Commissioner makes 10 recommendations and 2 learning points in 5 complaint handling reviews
The Police Investigations & Review Commissioner (PIRC) has found that 10 complaints out of 15 made to Police Scotland were not dealt with to a reasonable standard in her complaint handling reviews published today, Monday 20 February 2017. A total of 10 recommendations were issued and 2 learning points.
In 278.16, the complaints arose from the discovery of previous foreign convictions in relation to the applicant's husband, Mr A.
Three complaints were considered namely:
1. that Police Scotland failed to timeously establish the previous foreign criminal convictions in relation to Mr A;
2. that having been made aware that Mr A had relevant previous convictions of a sexual nature involving a child, Police Scotland failed to establish that he had regular access to a step-grandchild;
3. that Police Scotland did not share Mr A's previous foreign convictions with the applicant.
The review found that two complaints were dealt with to a reasonable standard while the remaining complaint was not. A recommendation and a learning point were made in this connection.

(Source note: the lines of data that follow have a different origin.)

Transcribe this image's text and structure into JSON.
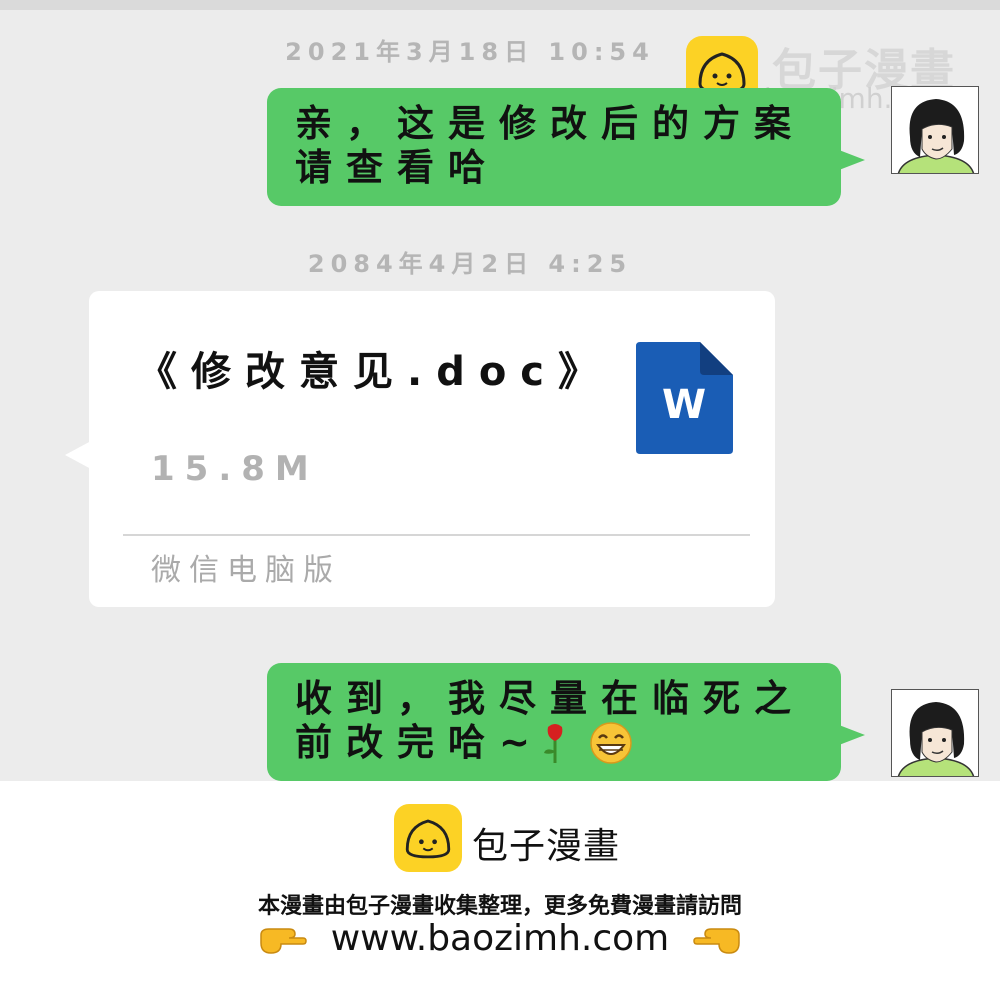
{
  "messages": [
    {
      "timestamp": "2021年3月18日 10:54",
      "line1": "亲，这是修改后的方案",
      "line2": "请查看哈"
    },
    {
      "timestamp": "2084年4月2日 4:25"
    },
    {
      "line1": "收到，我尽量在临死之",
      "line2": "前改完哈~"
    }
  ],
  "file": {
    "name": "《修改意见.doc》",
    "size": "15.8M",
    "source": "微信电脑版",
    "icon_letter": "W",
    "icon": "word-doc-icon"
  },
  "watermark": {
    "name": "包子漫畫",
    "url": "baozimh.com"
  },
  "footer": {
    "brand": "包子漫畫",
    "description": "本漫畫由包子漫畫收集整理，更多免費漫畫請訪問",
    "url": "www.baozimh.com"
  },
  "colors": {
    "chat_bg": "#ececec",
    "bubble_green": "#57c967",
    "word_blue": "#1a5db5",
    "logo_yellow": "#fcd225"
  }
}
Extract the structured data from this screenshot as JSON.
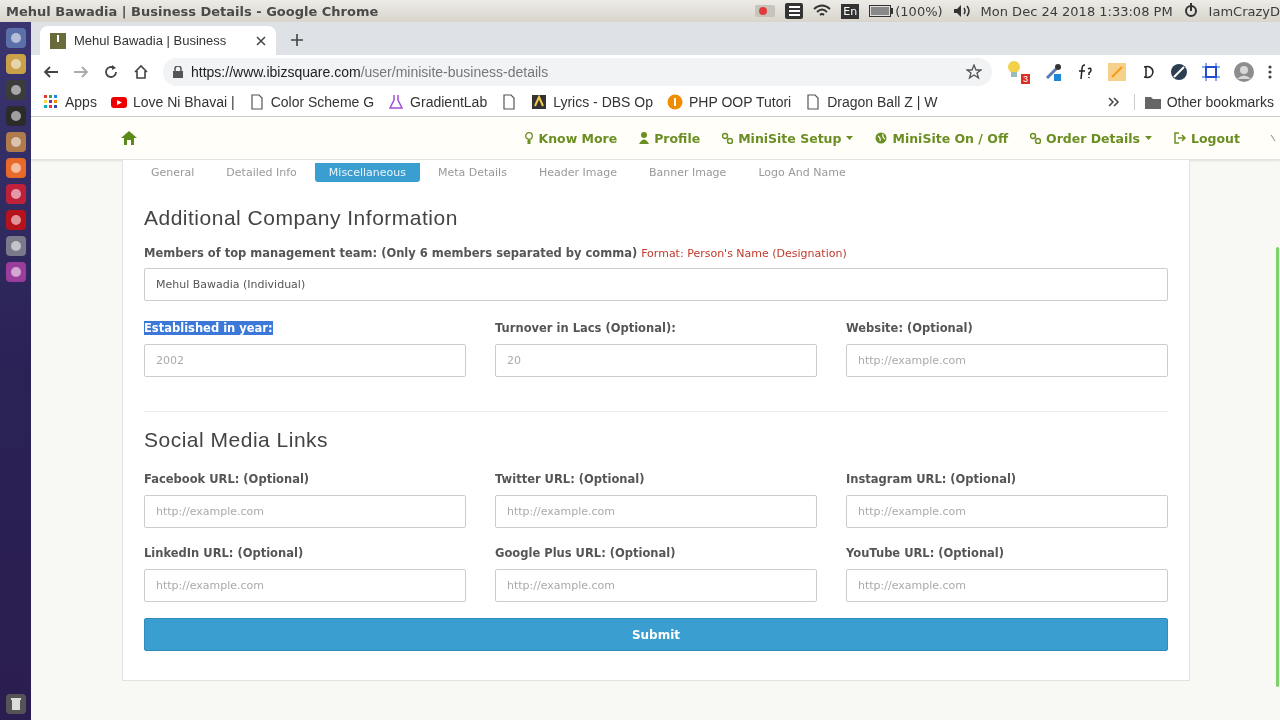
{
  "system_bar": {
    "window_title": "Mehul Bawadia | Business Details - Google Chrome",
    "keyboard": "En",
    "battery": "(100%)",
    "clock": "Mon Dec 24 2018  1:33:08 PM",
    "user": "IamCrazyD"
  },
  "browser": {
    "tab_title": "Mehul Bawadia | Business",
    "url_host": "https://www.ibizsquare.com",
    "url_path": "/user/minisite-business-details",
    "extension_badge": "3",
    "bookmarks": [
      {
        "label": "Apps",
        "kind": "apps"
      },
      {
        "label": "Love Ni Bhavai |",
        "kind": "video"
      },
      {
        "label": "Color Scheme G",
        "kind": "page"
      },
      {
        "label": "GradientLab",
        "kind": "flask"
      },
      {
        "kind": "page"
      },
      {
        "label": "Lyrics - DBS Op",
        "kind": "lyrics"
      },
      {
        "label": "PHP OOP Tutori",
        "kind": "info"
      },
      {
        "label": "Dragon Ball Z | W",
        "kind": "page"
      }
    ],
    "other_bookmarks": "Other bookmarks"
  },
  "navbar": {
    "items": [
      {
        "label": "Know More",
        "kind": "bulb",
        "dropdown": false
      },
      {
        "label": "Profile",
        "kind": "user",
        "dropdown": false
      },
      {
        "label": "MiniSite Setup",
        "kind": "link",
        "dropdown": true
      },
      {
        "label": "MiniSite On / Off",
        "kind": "globe",
        "dropdown": false
      },
      {
        "label": "Order Details",
        "kind": "link",
        "dropdown": true
      },
      {
        "label": "Logout",
        "kind": "logout",
        "dropdown": false
      }
    ]
  },
  "form_tabs": [
    {
      "label": "General",
      "selected": false
    },
    {
      "label": "Detailed Info",
      "selected": false
    },
    {
      "label": "Miscellaneous",
      "selected": true
    },
    {
      "label": "Meta Details",
      "selected": false
    },
    {
      "label": "Header Image",
      "selected": false
    },
    {
      "label": "Banner Image",
      "selected": false
    },
    {
      "label": "Logo And Name",
      "selected": false
    }
  ],
  "company_section": {
    "title": "Additional Company Information",
    "management_label": "Members of top management team: (Only 6 members separated by comma)",
    "management_hint": "Format: Person's Name (Designation)",
    "management_value": "Mehul Bawadia (Individual)",
    "fields": [
      {
        "label": "Established in year:",
        "placeholder": "2002",
        "text_selected": true
      },
      {
        "label": "Turnover in Lacs (Optional):",
        "placeholder": "20",
        "text_selected": false
      },
      {
        "label": "Website: (Optional)",
        "placeholder": "http://example.com",
        "text_selected": false
      }
    ]
  },
  "social_section": {
    "title": "Social Media Links",
    "fields": [
      {
        "label": "Facebook URL: (Optional)",
        "placeholder": "http://example.com"
      },
      {
        "label": "Twitter URL: (Optional)",
        "placeholder": "http://example.com"
      },
      {
        "label": "Instagram URL: (Optional)",
        "placeholder": "http://example.com"
      },
      {
        "label": "LinkedIn URL: (Optional)",
        "placeholder": "http://example.com"
      },
      {
        "label": "Google Plus URL: (Optional)",
        "placeholder": "http://example.com"
      },
      {
        "label": "YouTube URL: (Optional)",
        "placeholder": "http://example.com"
      }
    ]
  },
  "submit_label": "Submit"
}
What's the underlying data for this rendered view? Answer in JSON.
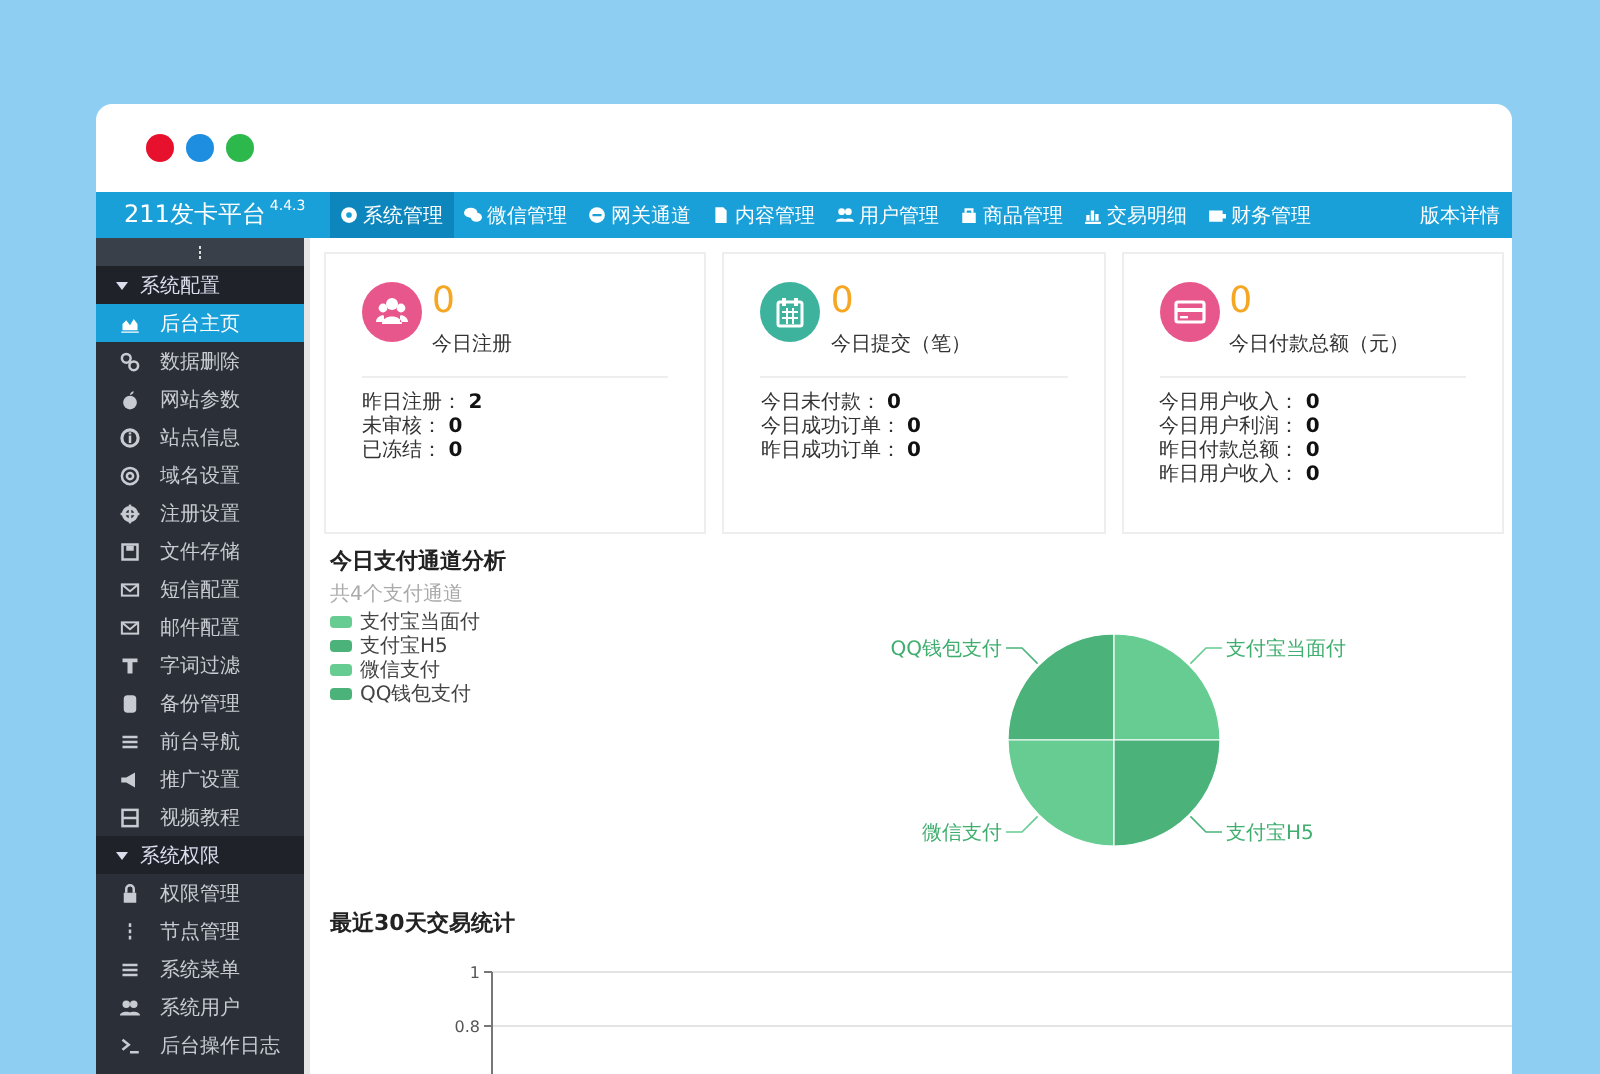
{
  "window": {
    "controls": [
      {
        "color": "#e8112d"
      },
      {
        "color": "#1e8fe0"
      },
      {
        "color": "#2db84b"
      }
    ]
  },
  "navbar": {
    "brand": "211发卡平台",
    "version": "4.4.3",
    "items": [
      {
        "label": "系统管理",
        "selected": true
      },
      {
        "label": "微信管理",
        "selected": false
      },
      {
        "label": "网关通道",
        "selected": false
      },
      {
        "label": "内容管理",
        "selected": false
      },
      {
        "label": "用户管理",
        "selected": false
      },
      {
        "label": "商品管理",
        "selected": false
      },
      {
        "label": "交易明细",
        "selected": false
      },
      {
        "label": "财务管理",
        "selected": false
      }
    ],
    "right_link": "版本详情"
  },
  "sidebar": {
    "groups": [
      {
        "label": "系统配置",
        "expanded": true,
        "items": [
          {
            "label": "后台主页",
            "selected": true
          },
          {
            "label": "数据删除",
            "selected": false
          },
          {
            "label": "网站参数",
            "selected": false
          },
          {
            "label": "站点信息",
            "selected": false
          },
          {
            "label": "域名设置",
            "selected": false
          },
          {
            "label": "注册设置",
            "selected": false
          },
          {
            "label": "文件存储",
            "selected": false
          },
          {
            "label": "短信配置",
            "selected": false
          },
          {
            "label": "邮件配置",
            "selected": false
          },
          {
            "label": "字词过滤",
            "selected": false
          },
          {
            "label": "备份管理",
            "selected": false
          },
          {
            "label": "前台导航",
            "selected": false
          },
          {
            "label": "推广设置",
            "selected": false
          },
          {
            "label": "视频教程",
            "selected": false
          }
        ]
      },
      {
        "label": "系统权限",
        "expanded": true,
        "items": [
          {
            "label": "权限管理",
            "selected": false
          },
          {
            "label": "节点管理",
            "selected": false
          },
          {
            "label": "系统菜单",
            "selected": false
          },
          {
            "label": "系统用户",
            "selected": false
          },
          {
            "label": "后台操作日志",
            "selected": false
          }
        ]
      }
    ]
  },
  "stat_cards": [
    {
      "kind": "users",
      "color": "#e8578b",
      "value": "0",
      "label": "今日注册",
      "stats": [
        {
          "label": "昨日注册：",
          "value": "2"
        },
        {
          "label": "未审核：",
          "value": "0"
        },
        {
          "label": "已冻结：",
          "value": "0"
        }
      ]
    },
    {
      "kind": "calendar",
      "color": "#3db39e",
      "value": "0",
      "label": "今日提交（笔）",
      "stats": [
        {
          "label": "今日未付款：",
          "value": "0"
        },
        {
          "label": "今日成功订单：",
          "value": "0"
        },
        {
          "label": "昨日成功订单：",
          "value": "0"
        }
      ]
    },
    {
      "kind": "card",
      "color": "#e8578b",
      "value": "0",
      "label": "今日付款总额（元）",
      "stats": [
        {
          "label": "今日用户收入：",
          "value": "0"
        },
        {
          "label": "今日用户利润：",
          "value": "0"
        },
        {
          "label": "昨日付款总额：",
          "value": "0"
        },
        {
          "label": "昨日用户收入：",
          "value": "0"
        }
      ]
    }
  ],
  "channel_analysis": {
    "title": "今日支付通道分析",
    "subtitle": "共4个支付通道",
    "legend": [
      {
        "name": "支付宝当面付",
        "color": "#66cc91"
      },
      {
        "name": "支付宝H5",
        "color": "#4bb37a"
      },
      {
        "name": "微信支付",
        "color": "#66cc91"
      },
      {
        "name": "QQ钱包支付",
        "color": "#4bb37a"
      }
    ],
    "pie_slices": [
      {
        "label": "QQ钱包支付",
        "color": "#4bb37a"
      },
      {
        "label": "支付宝当面付",
        "color": "#66cc91"
      },
      {
        "label": "微信支付",
        "color": "#66cc91"
      },
      {
        "label": "支付宝H5",
        "color": "#4bb37a"
      }
    ]
  },
  "trade_stats": {
    "title": "最近30天交易统计",
    "y_axis_labels": [
      "1",
      "0.8"
    ]
  }
}
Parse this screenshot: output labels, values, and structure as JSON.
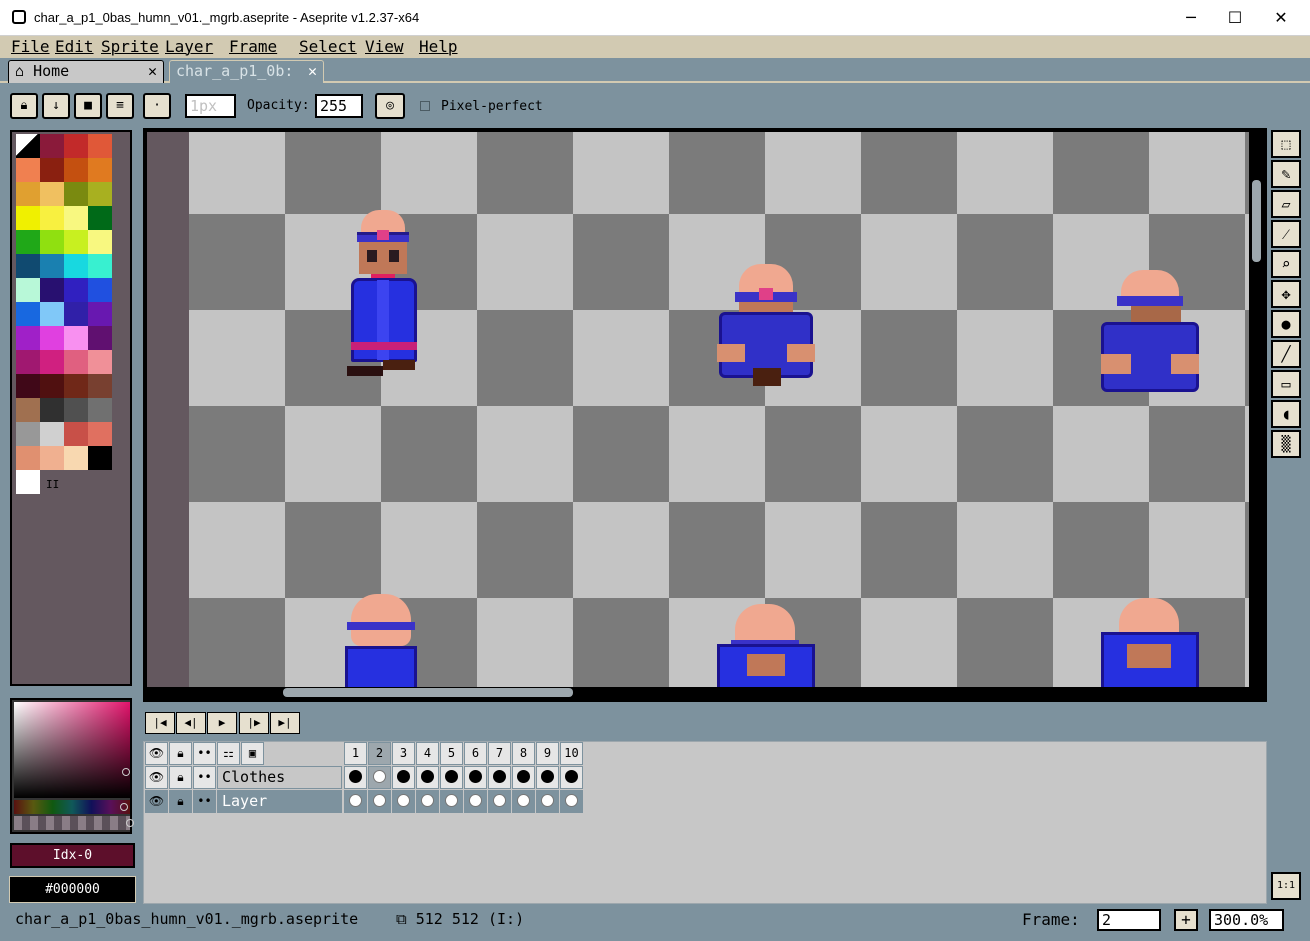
{
  "window": {
    "title": "char_a_p1_0bas_humn_v01._mgrb.aseprite - Aseprite v1.2.37-x64",
    "minimize": "─",
    "maximize": "☐",
    "close": "✕"
  },
  "menu": [
    "File",
    "Edit",
    "Sprite",
    "Layer",
    "Frame",
    "Select",
    "View",
    "Help"
  ],
  "tabs": [
    {
      "label": "Home",
      "icon": "home-icon",
      "close": "✕"
    },
    {
      "label": "char_a_p1_0b:",
      "close": "✕"
    }
  ],
  "context_bar": {
    "brush_size_placeholder": "1px",
    "opacity_label": "Opacity:",
    "opacity_value": "255",
    "pixel_perfect_label": "Pixel-perfect"
  },
  "palette": {
    "colors": [
      "#000000",
      "#8a1a3a",
      "#c22a2a",
      "#e05838",
      "#f08050",
      "#8a2010",
      "#c45010",
      "#e07a20",
      "#e0a030",
      "#f0c060",
      "#7a8a10",
      "#a8b020",
      "#f0f000",
      "#f8f040",
      "#f8f880",
      "#006a18",
      "#20a818",
      "#90e010",
      "#c8f020",
      "#f8f880",
      "#104a70",
      "#1a80b0",
      "#18d8e0",
      "#38f0d0",
      "#b8f8d8",
      "#281070",
      "#3020c0",
      "#2050e0",
      "#1868e0",
      "#80c8f8",
      "#3020a8",
      "#6818b0",
      "#a020c8",
      "#e040e0",
      "#f890f0",
      "#601070",
      "#a01870",
      "#d02080",
      "#e06080",
      "#f09098",
      "#400818",
      "#501010",
      "#702818",
      "#784030",
      "#a07050",
      "#303030",
      "#505050",
      "#707070",
      "#989898",
      "#d0d0d0",
      "#c85048",
      "#e07060",
      "#e09070",
      "#f0b090",
      "#f8d8b0",
      "#000000",
      "#ffffff"
    ],
    "mini_label": "II"
  },
  "color_boxes": {
    "foreground": "Idx-0",
    "background": "#000000"
  },
  "timeline": {
    "frames": [
      "1",
      "2",
      "3",
      "4",
      "5",
      "6",
      "7",
      "8",
      "9",
      "10"
    ],
    "active_frame_index": 1,
    "layers": [
      {
        "name": "Clothes",
        "cel_style": "filled"
      },
      {
        "name": "Layer",
        "cel_style": "empty"
      }
    ]
  },
  "status": {
    "filename": "char_a_p1_0bas_humn_v01._mgrb.aseprite",
    "dimensions": "512 512",
    "extra": "(I:)",
    "frame_label": "Frame:",
    "frame_value": "2",
    "zoom": "300.0%"
  },
  "tools": [
    "marquee-icon",
    "pencil-icon",
    "eraser-icon",
    "eyedropper-icon",
    "zoom-icon",
    "move-icon",
    "paint-bucket-icon",
    "line-icon",
    "rectangle-icon",
    "contour-icon",
    "blur-icon"
  ],
  "ratio_button": "1:1",
  "colors": {
    "menu_bg": "#d2cab2",
    "workspace_bg": "#7d929e",
    "palette_panel_bg": "#64585f",
    "checker_light": "#c4c4c4",
    "checker_dark": "#7b7b7b",
    "foreground_color": "#5d0f2b",
    "background_color": "#000000"
  }
}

The complaints in 281.16 arose from the police investigation into an allegation of rape made by the applicant against a colleague.
Three complaints were reviewed, namely:
1. that officers failed to make all necessary enquiry into the alleged offences;
2. that officers failed to refer the applicant to counselling services;
3. that an officer dealt with the applicant without an appropriate degree of empathy in updating her on the enquiry.
The review found that none of the complaints had been dealt with to a reasonable standard. One recommendation was made and a learning point was identified.
In 302.16, the complaints arose from the applicant's arrest in connection with the alleged theft of a motor vehicle.
Seven complaints were reviewed, namely:
1. that police officers unnecessarily visited the applicant's premises twice on one day;
2. that the applicant's detention and arrest was unlawful and unjustified;
3. that police officers were uninterested in listening to his side of the story about why he exercised a lien over the motor vehicle;
4. that an officer placed himself in close proximity to the applicant in a threatening manner and swore saying "I'm not interested in your f****** paperwork";
5. that the applicant was not offered any food during his stay in police custody;
6. that the applicant's home and business premises were searched without justification;
7. that an officer failed to inform the Procurator Fiscal that he had spoken to the investigations company.
The review found that three of the complaints were dealt with to a reasonable standard and four were not. Four recommendations were made.
The complaint in 384.16 arose from an incident in which the applicant was bitten by a dog.
One complaint was reviewed, namely that the allegation reported to the police was marked "no crime" due to Police Scotland's failure to conduct a full enquiry and consider all the available evidence.
The review found that the complaint was not dealt with to a reasonable standard. Three recommendations were made.
In 443.16, the complaint arose from the applicant's arrest warrant.
The complaint considered was that a police officer failed to input accurate information regarding the applicant's address on police recording systems, which ultimately led to the applicant's arrest for failing to appear in court.
It was found that the complaint was not dealt with to a reasonable standard. A single recommendation was made in this connection.